** Opening Dataset content block **

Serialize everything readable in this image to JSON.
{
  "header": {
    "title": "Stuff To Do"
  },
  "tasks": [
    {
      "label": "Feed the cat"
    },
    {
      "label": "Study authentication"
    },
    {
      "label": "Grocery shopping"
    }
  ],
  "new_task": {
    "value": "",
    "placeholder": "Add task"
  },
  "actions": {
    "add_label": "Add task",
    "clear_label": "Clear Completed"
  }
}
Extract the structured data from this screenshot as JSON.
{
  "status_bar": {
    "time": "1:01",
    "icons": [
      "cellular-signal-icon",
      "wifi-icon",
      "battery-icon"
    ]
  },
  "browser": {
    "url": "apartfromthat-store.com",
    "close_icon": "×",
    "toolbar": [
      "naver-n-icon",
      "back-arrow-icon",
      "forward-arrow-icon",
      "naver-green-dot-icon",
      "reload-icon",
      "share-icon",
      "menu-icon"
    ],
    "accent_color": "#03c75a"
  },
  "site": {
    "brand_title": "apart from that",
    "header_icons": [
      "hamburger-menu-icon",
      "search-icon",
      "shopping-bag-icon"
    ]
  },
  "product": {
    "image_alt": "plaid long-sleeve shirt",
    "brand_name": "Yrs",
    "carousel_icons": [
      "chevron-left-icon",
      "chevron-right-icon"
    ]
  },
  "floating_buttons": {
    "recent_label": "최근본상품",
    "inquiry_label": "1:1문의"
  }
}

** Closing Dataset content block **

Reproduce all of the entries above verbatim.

* _Answer to the problem_:
Serialize everything readable in this image to JSON.
{
  "header": {
    "title": "Stuff To Do"
  },
  "tasks": [
    {
      "label": "Feed the cat"
    },
    {
      "label": "Study authentication"
    },
    {
      "label": "Grocery shopping"
    }
  ],
  "new_task": {
    "value": "",
    "placeholder": "Add task"
  },
  "actions": {
    "add_label": "Add task",
    "clear_label": "Clear Completed"
  }
}
Extract the structured data from this screenshot as JSON.
{
  "status_bar": {
    "time": "1:01",
    "icons": [
      "cellular-signal-icon",
      "wifi-icon",
      "battery-icon"
    ]
  },
  "browser": {
    "url": "apartfromthat-store.com",
    "close_icon": "×",
    "toolbar": [
      "naver-n-icon",
      "back-arrow-icon",
      "forward-arrow-icon",
      "naver-green-dot-icon",
      "reload-icon",
      "share-icon",
      "menu-icon"
    ],
    "accent_color": "#03c75a"
  },
  "site": {
    "brand_title": "apart from that",
    "header_icons": [
      "hamburger-menu-icon",
      "search-icon",
      "shopping-bag-icon"
    ]
  },
  "product": {
    "image_alt": "plaid long-sleeve shirt",
    "brand_name": "Yrs",
    "carousel_icons": [
      "chevron-left-icon",
      "chevron-right-icon"
    ]
  },
  "floating_buttons": {
    "recent_label": "최근본상품",
    "inquiry_label": "1:1문의"
  }
}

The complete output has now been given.